What’s in a name – Red and Green, Hilltops/Hilltoppers and Shamrocks, Part II

Bruce Yarnall

Older readers will remember the term “and now you know the rest of the story” the phrase Chicago-based radio commentator Paul Harvey would use to close out his yarn about some event or person that he chose to profile that week.

Well, not long after posting the first piece on the names for Barnesville sports teams, Pat Welsh Reischman sent a note indicating her father John M. “Jack” Welsh (1916-1987) was responsible for the nickname Shamrocks. Pat said Jean Davies wrote about it in her column Jeanalities.

For younger readers who are unfamiliar with Jack Welsh, he was a member of the large Irish family headed by immigrant Michael Welsh who settled in Barnesville in 1863. Michael and all seven of his sons worked for the B & O Railroad.

Jack Welsh was a WWII Army vet, a longtime employee of the Barnesville Post Office, and later served as clerk-treasurer for the Barnesville Board of Education. His children, twins Michael, high school English teacher, and Patricia, elementary secretary, followed their father into the education field. During his years at the Post Office, Jack also served on the school board and was very active in the Assumption Catholic Church and Barnesville Elks Lodge.

Indeed, Jean did record this history in the Barnesville Enterprise. A labored search through my extensive microfilm copy files reveals a St. Patrick’s Day column of March 17, 2010 that provides our “rest of the story”.

Davies wrote that a recent letter to the editor by Nancy Brooks posed the question “when Barnesville athletes became known as Shamrocks. We had always answered this with the late Bill Cowgill’s explanation which appeared in the Enterprise some time ago,” she said.

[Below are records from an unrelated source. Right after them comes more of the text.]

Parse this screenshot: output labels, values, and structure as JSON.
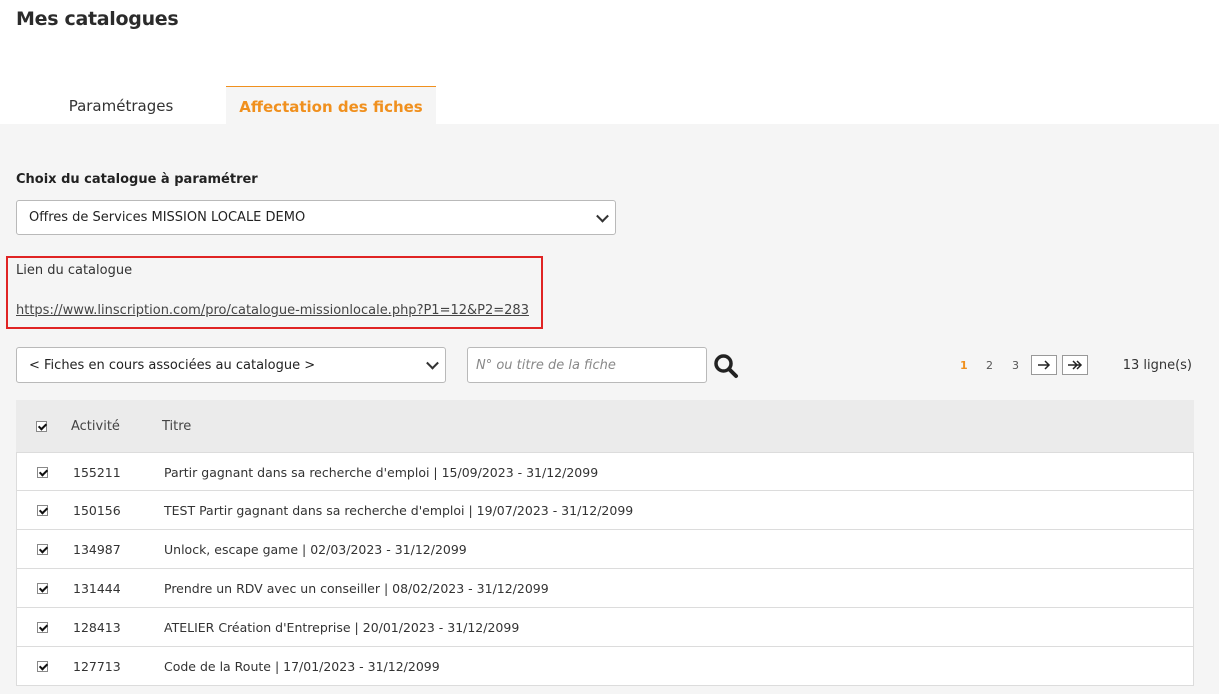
{
  "page": {
    "title": "Mes catalogues"
  },
  "tabs": [
    {
      "label": "Paramétrages",
      "active": false
    },
    {
      "label": "Affectation des fiches",
      "active": true
    }
  ],
  "catalogue": {
    "label": "Choix du catalogue à paramétrer",
    "selected": "Offres de Services MISSION LOCALE DEMO"
  },
  "link": {
    "label": "Lien du catalogue",
    "url": "https://www.linscription.com/pro/catalogue-missionlocale.php?P1=12&P2=283"
  },
  "filter": {
    "selected": "< Fiches en cours associées au catalogue >",
    "search_placeholder": "N° ou titre de la fiche"
  },
  "pagination": {
    "pages": [
      "1",
      "2",
      "3"
    ],
    "current": "1",
    "count": "13 ligne(s)"
  },
  "table": {
    "headers": {
      "activity": "Activité",
      "title": "Titre"
    },
    "rows": [
      {
        "id": "155211",
        "title": "Partir gagnant dans sa recherche d'emploi | 15/09/2023 - 31/12/2099",
        "checked": true
      },
      {
        "id": "150156",
        "title": "TEST Partir gagnant dans sa recherche d'emploi | 19/07/2023 - 31/12/2099",
        "checked": true
      },
      {
        "id": "134987",
        "title": "Unlock, escape game | 02/03/2023 - 31/12/2099",
        "checked": true
      },
      {
        "id": "131444",
        "title": "Prendre un RDV avec un conseiller | 08/02/2023 - 31/12/2099",
        "checked": true
      },
      {
        "id": "128413",
        "title": "ATELIER Création d'Entreprise | 20/01/2023 - 31/12/2099",
        "checked": true
      },
      {
        "id": "127713",
        "title": "Code de la Route | 17/01/2023 - 31/12/2099",
        "checked": true
      }
    ]
  },
  "colors": {
    "accent": "#f0901e",
    "highlight_border": "#e02424",
    "panel_bg": "#f5f5f5"
  }
}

“He (Cowgill) said it was during Coach J. Floyd Thomas’ tenure in the 1930s,” Davies recounted. “He said that Thomas was an avid Notre Dame fan, along with the family of one of his players, Jack Welsh.”      

According to Jack’s son, Mike, the Welshes and Thomas wanted to call the BHS athletes something pertaining to the Notre Dame Irish. Thinking it wouldn’t be good to call BHS athletes the Irish, they decided on Shamrocks.

Thomas was football coach for almost a decade closing out his Barnesville career with the fall 1934 season. Welsh graduated in 1934, so it is most likely his senior year during the 1933 football campaign the two came up with the name Shamrocks. 

That said, as we noted before, the name was slow to catch on taking another decade before the name Shamrock triumphed the Red and Green or Hilltop/Hilltoppers names.  

Jean’s column also shed light on the colors – red and green that the early teams used.  “In 1919 the first Senrab was published, and it reported only on the basketball team. It may have described the beginning of red and green school colors if you can accept maroon as a red color.”

The description in the yearbook reads:

The boys were presented with jerseys and socks out of the funds in the middle of the season. Then, as a reward of faithful endeavor, a Spalding sweater was purchased for each of the six men. These garments are maroon with a green armband and a green “B”.

And, finally on to the now favored ‘Rocks name.  I knew it went back a couple of decades or more. I found this proved by the November 11, 1992 front-page photo and header by Bill Davies proclaiming “Perfect ‘Rocks Enjoyed Victory Parade” after the Shamrock’s 12-6 win over rival Union Local to cap a 10-0 season.  One youngster on the float was holding up a handmade sign “Rocks will kick butt!”.

A call to Jean reveals her husband, Bill, longtime Enterprise editor, would use the name ‘Rocks to help shorten headlines but always referred to the team as Shamrocks in copy. Additional file checking confirmed this.    

On further reflection, Jean said she believed the nickname was first used during the 1980s when Bill Dowler was coach. That gives the Shamrocks name a run of almost 90 years and the shortened ‘Rocks almost 40 years of common use.